FINE ARTISTS PERFORMING LIVE COMEDY IN A BAR. BRING THE PAIN.
Over the years, the worlds of art and comedy have seen very little exchange in relation to venue and audience (premiering “Jackass 3-D” at the MoMA was like a doctor treating malnutrition with a lollipop). Historically, there are many examples of artists borrowing ideas and aesthetics from comedy, and of comedians doing the same with art. Bruce Nauman’s “Walking in an Exaggerated Manner around the Perimeter of a Square,” 1967, for example, takes aesthetic influence from the locomotion of physical comedy (the stylized walks of Groucho Marx or Charlie Chaplin certainly come to mind). Pacing in his barren studio space, Nauman conjures images of Tex Avery filming a kinesiology study for his cartoons (it was Marx, after all, who served as a character influence for Avery’s Bugs Bunny). In turn, it may have been Nauman’s gesture that informed the abstractions of human movement in Monty Python’s “The Misnistry of Silly Walks,” 1970. To the same effect, Andy Kaufman’s reading of The Great Gatsby in the early 70’s required a level of audience-endurance that I cannot help but relate to the repetitious banality of Dan Graham’s “Performer/ Audience/ Mirror,” 1979. If Graham’s intention was, at all, to alienate his audience with his hermetic monologue, it was only Kaufman’s frustrated audience who left mid-performance.
Abjection is a common thread through both art and comedy. In the realm of comedy, Sarah Silverman is the ruling monarch of all things scatological. Silverman’s concert, “Jesus is Magic,” 2005, presents a deluge of verbal diarrhea that repulses her audience, while reminding them of their own bodily obsessions. Silverman’s rendition of “Amazing Grace,” which she sings along with her vagina and her asshole, is the closest thing to genitalia-as-performer since Carolee Schneeman’s “Vagina Painting,” 1965. In the sense of abjection as self-deprecation, Woody Allen’s, “My only regret in life is that I’m not someone else,” sensibility is paramount. I see a similar study of self-humiliation in Peter Land’s “The Cellist,” 1998, in which the pudgy artist dances in the nude with a stringed instrument as his partner. Both the comedian and the artist offer us their shortcomings as a catalyst for meditation upon our own human imperfections.

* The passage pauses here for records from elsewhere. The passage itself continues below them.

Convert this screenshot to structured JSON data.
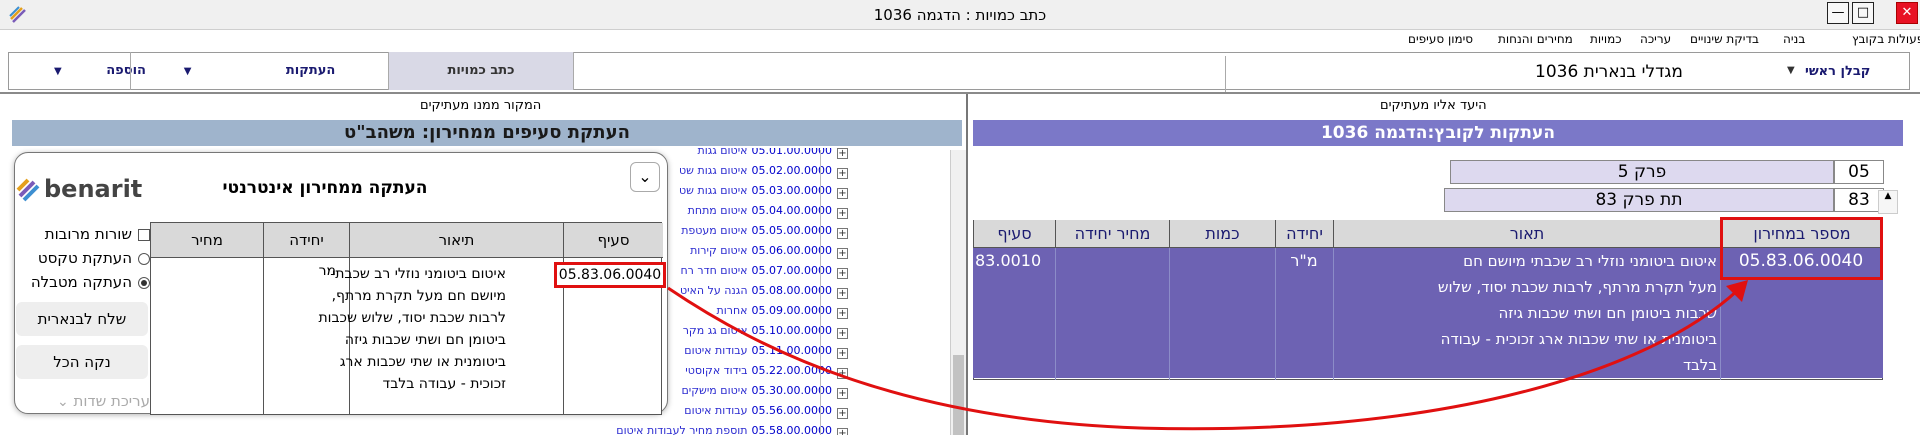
{
  "window": {
    "title": "כתב כמויות : הדגמה 1036",
    "controls": {
      "minimize": "—",
      "maximize": "□",
      "close": "✕"
    }
  },
  "menu": [
    "פעולות בקובץ",
    "בניה",
    "בדיקת שינויים",
    "עריכה",
    "כמויות",
    "מחירים והנחות",
    "סימון סעיפים"
  ],
  "toolbar": {
    "contractor_label": "קבלן ראשי",
    "project_name": "מגדלי בנארית 1036",
    "tab_write": "כתב כמויות",
    "tab_copies": "העתקות",
    "tab_add": "הוספה"
  },
  "left_pane": {
    "header": "המקור ממנו מעתיקים",
    "band": "העתקת סעיפים ממחירון: משהב\"ט"
  },
  "right_pane": {
    "header": "היעד אליו מעתיקים",
    "band": "העתקות לקובץ:הדגמה 1036"
  },
  "tree": [
    {
      "code": "05.01.00.0000",
      "label": "איטום גגות"
    },
    {
      "code": "05.02.00.0000",
      "label": "איטום גגות שט"
    },
    {
      "code": "05.03.00.0000",
      "label": "איטום גגות שט"
    },
    {
      "code": "05.04.00.0000",
      "label": "איטום מתחת"
    },
    {
      "code": "05.05.00.0000",
      "label": "איטום מעטפת"
    },
    {
      "code": "05.06.00.0000",
      "label": "איטום קירות"
    },
    {
      "code": "05.07.00.0000",
      "label": "איטום חדר רח"
    },
    {
      "code": "05.08.00.0000",
      "label": "הגנה על האיט"
    },
    {
      "code": "05.09.00.0000",
      "label": "אחרות"
    },
    {
      "code": "05.10.00.0000",
      "label": "איטום גג מקר"
    },
    {
      "code": "05.11.00.0000",
      "label": "עבודות איטום"
    },
    {
      "code": "05.22.00.0000",
      "label": "בידוד אקוסטי"
    },
    {
      "code": "05.30.00.0000",
      "label": "איטום מישקים"
    },
    {
      "code": "05.56.00.0000",
      "label": "עבודות איטום"
    },
    {
      "code": "05.58.00.0000",
      "label": "תוספת מחיר לעבודות איטום"
    }
  ],
  "popup": {
    "brand": "benarit",
    "title": "העתקה ממחירון אינטרנטי",
    "options": [
      {
        "label": "שורות מרובות",
        "type": "checkbox",
        "checked": false
      },
      {
        "label": "העתקת טקסט",
        "type": "radio",
        "checked": false
      },
      {
        "label": "העתקה מטבלה",
        "type": "radio",
        "checked": true
      }
    ],
    "send_button": "שלח לבנארית",
    "clear_button": "נקה הכל",
    "edit_fields": "עריכת שדות",
    "table": {
      "headers": {
        "code": "סעיף",
        "desc": "תיאור",
        "unit": "יחידה",
        "price": "מחיר"
      },
      "row": {
        "code": "05.83.06.0040",
        "desc_lines": [
          "איטום ביטומני נוזלי רב שכבתי",
          "מיושם חם מעל תקרת מרתף,",
          "לרבות שכבת יסוד, שלוש שכבות",
          "ביטומן חם ושתי שכבות גיזה",
          "ביטומנית או שתי שכבות ארג",
          "זכוכית - עבודה בלבד"
        ],
        "unit": "מר",
        "price": ""
      }
    }
  },
  "chapter": {
    "num": "05",
    "name": "פרק 5"
  },
  "subchapter": {
    "num": "83",
    "name": "תת פרק 83"
  },
  "grid": {
    "headers": {
      "price_code": "מספר במחירון",
      "desc": "תאור",
      "unit": "יחידה",
      "qty": "כמות",
      "unit_price": "מחיר יחידה",
      "item": "סעיף"
    },
    "row": {
      "price_code": "05.83.06.0040",
      "desc_lines": [
        "איטום ביטומני נוזלי רב שכבתי מיושם חם",
        "מעל תקרת מרתף, לרבות שכבת יסוד, שלוש",
        "שכבות ביטומן חם  ושתי שכבות גיזה",
        "ביטומנית או שתי שכבות ארג זכוכית - עבודה",
        "בלבד"
      ],
      "unit": "מ\"ר",
      "item": "83.0010"
    }
  },
  "colors": {
    "band_right": "#7b78c8",
    "band_left": "#9fb4cc",
    "row_fill": "#6d62b3",
    "highlight": "#e01010"
  }
}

So, what exactly has stopped artists from contextualizing their work as comedy, and visa-versa? Is the format of stand-up so singly focused on entertainment that it cannot support conceptual experimentation? Would unapologetically-comedic performance undermine the perceived ‘seriousness’ of the contemporary art institution? In an attempt to find out, I have invited a dozen fine artists and comedians to perform in a sketch comedy bar during the Arts in Bushwick festival. Both the venue and the festival will provide a context for the expansive possibilities of comedy, when comedy is taken seriously.